North Korea said it has conducted a hydrogen bomb test in a surprise announcement that sparked regional tension and drew swift condemnation from opponents.
If confirmed, the test would be the fourth time Pyongyang has exploded a nuclear device.
South Korean intelligence officials and several analysts, however, reportedly questioned whether yesterday’s explosion was indeed a full-fledged test of a hydrogen device.
There was no radiation detected at Japanese monitoring posts.
Still, before the announcement was made on state television, South Korea’s meteorological agency said that a 5.1 magnitude earthquake was detected near a known test site in the secretive and isolated state.
South Korea’s presidential office held an emergency meeting and later said the government would take all possible measures to respond to its neighbour and long-time foe’s actions.

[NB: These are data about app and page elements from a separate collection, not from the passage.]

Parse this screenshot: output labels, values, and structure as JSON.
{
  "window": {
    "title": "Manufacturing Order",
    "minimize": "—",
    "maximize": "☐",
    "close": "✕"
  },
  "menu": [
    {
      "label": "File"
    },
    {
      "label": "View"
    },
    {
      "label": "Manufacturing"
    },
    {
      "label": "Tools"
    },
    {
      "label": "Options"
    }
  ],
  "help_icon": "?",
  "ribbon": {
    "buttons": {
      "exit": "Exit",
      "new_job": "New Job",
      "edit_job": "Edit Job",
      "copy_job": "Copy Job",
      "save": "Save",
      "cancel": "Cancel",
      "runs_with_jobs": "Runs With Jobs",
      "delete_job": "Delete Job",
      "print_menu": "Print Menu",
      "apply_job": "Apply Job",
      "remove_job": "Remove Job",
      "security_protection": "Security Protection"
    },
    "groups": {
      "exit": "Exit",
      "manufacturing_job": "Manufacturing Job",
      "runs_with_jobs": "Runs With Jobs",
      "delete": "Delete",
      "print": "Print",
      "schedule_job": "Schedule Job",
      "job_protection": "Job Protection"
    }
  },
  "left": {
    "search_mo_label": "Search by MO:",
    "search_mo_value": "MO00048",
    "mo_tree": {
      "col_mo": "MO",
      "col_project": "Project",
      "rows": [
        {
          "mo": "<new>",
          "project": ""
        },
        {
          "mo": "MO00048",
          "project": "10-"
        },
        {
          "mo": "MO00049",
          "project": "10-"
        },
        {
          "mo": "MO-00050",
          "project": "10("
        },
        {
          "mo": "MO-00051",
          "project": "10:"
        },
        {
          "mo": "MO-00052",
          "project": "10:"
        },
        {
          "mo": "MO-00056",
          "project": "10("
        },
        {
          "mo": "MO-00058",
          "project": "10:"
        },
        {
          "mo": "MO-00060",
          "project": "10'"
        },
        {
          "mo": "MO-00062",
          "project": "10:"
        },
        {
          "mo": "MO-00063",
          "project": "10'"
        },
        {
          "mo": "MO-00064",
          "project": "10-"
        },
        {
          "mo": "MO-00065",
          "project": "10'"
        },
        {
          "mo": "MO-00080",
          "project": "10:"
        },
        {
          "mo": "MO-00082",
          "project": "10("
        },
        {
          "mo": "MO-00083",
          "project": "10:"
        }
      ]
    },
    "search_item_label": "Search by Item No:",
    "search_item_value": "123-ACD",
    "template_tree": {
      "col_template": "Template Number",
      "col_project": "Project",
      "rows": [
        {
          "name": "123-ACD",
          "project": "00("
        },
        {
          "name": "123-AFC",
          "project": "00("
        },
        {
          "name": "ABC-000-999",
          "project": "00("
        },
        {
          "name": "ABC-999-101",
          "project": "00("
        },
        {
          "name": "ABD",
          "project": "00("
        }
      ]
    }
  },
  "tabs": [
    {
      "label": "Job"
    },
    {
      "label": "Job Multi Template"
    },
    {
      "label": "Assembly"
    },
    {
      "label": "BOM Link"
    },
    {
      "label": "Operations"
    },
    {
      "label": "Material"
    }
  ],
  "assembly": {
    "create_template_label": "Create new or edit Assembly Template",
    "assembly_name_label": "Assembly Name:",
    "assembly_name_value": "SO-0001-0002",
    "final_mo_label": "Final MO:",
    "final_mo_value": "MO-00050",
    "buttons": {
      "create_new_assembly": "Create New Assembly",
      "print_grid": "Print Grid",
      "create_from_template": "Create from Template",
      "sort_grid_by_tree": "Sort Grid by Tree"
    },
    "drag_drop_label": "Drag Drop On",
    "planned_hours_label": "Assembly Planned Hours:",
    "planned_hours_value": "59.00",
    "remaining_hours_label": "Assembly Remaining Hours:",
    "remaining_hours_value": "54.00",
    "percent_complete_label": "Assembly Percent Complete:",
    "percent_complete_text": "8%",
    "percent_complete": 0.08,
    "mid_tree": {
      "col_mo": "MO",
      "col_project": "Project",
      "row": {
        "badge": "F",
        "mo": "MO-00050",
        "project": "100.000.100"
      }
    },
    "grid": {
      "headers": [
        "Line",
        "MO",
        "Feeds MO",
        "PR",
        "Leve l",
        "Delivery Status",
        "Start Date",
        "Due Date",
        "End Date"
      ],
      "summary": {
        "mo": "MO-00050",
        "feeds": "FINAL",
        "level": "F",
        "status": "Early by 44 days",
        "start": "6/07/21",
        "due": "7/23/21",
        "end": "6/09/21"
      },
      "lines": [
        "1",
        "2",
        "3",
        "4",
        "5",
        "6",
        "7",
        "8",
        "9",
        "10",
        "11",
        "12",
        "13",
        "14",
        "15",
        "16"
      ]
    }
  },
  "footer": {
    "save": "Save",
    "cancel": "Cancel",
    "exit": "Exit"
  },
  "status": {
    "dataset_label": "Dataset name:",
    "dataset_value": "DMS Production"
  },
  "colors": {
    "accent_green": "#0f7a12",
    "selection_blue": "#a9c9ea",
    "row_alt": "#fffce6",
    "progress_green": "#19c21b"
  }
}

“Our government strongly condemns North Korea ignoring repeated warnings from us and the international community and pushing ahead with the fourth nuclear test, which clearly violated the UN resolutions,” Cho Tae-yong, a senior security official at the South Korean presidential office said.
Hydrogen bombs are more sophisticated and can be thousands of times more powerful than atomic bombs.
In an atomic bomb uranium or plutonium is split,causing an explosion.
Instead, a hydrogen bomb encloses an atomic bomb in a layer of a compound called lithium deuteride.
When the atomic bomb is detonated, a secondary – and much larger – explosion results, producing temperatures of up to 400 million C and powerful shockwaves.
Given the technical challenge of building a H-bomb, it’s suggested North Korea may have actually tested a so-called “boosted” bomb.
“Boosted” nuclear weapons use a small amount of lithium deuteride to energise the reaction, making them more powerful, but are not considered full hydrogen explosions.
The UN security council called an emergency meeting for yesterday, diplomats said, as both neighbouring countries and world powers scrambled to issue stern statements.
China’s foreign ministry said it had no advance knowledge of any test and that it firmly opposed Pyongyang’s action.
Ministry spokeswoman Hua Chunying said at a daily news briefing that Beijing – one of North Korea’s only allies – would work with the international community on the denuclearisation of the Korean peninsula.
The US government said it could not confirm a nuclear test but that it would respond appropriately to what it called North Korean “provocations” and that it would continue to protect its allies in the region.
“We’ve consistently made clear that we will not accept [North Korea] as a nuclear state,” a State Department statement said.
Japanese Prime Minister Shinzo Abe called the announcement a threat to his nation’s safety.
Abe told reporters: “We absolutely can’t allow this, and condemn it strongly.”
British Foreign Secretary Philip Hammond said any nuclear test would be a “provocation which I condemn without reservation” and a “grave breach” of UN Security Council resolutions.
The United States Geological Survey (USGS) also detected the quake that South Korea said was 49km from the Punggye-ri site where the North has conducted nuclear tests in the past.
While the USGS put the depth of the earthquake at 10km, the South Korean agency said it was near the surface. The earthquake was detected just after 10AM Seoul time.
Adrian Brown reporting from Beijing, said that North Korea was moving one step nearer to creating a nuclear warhead.
“There will be a good deal of tension once more on the Korean peninsula today. The big question of course is why North Korea has done this now,” he said.
Brown added the test could partly be seen as a defensive response to US-South Korean military exercises, as well as a reaction to UN sanctions the country is under for its nuclear and missile programmes.
“When North Korea last tested a nuclear device in 2013, that was as a direct consequence of the sanctions that had been imposed by the United Nations,” Brown said.
North Korea has so far conducted three nuclear tests – in 2006, 2009 and 2013 – all at Punggye-ri.
The 2013 test registered at 5.1 on the USGS scale.
It is not yet known if Pyongyang has successfully miniaturised a nuclear device small enough to be used as a warhead on a ballistic missile, but the likelihood of the isolated country successfully doing so increases with each test.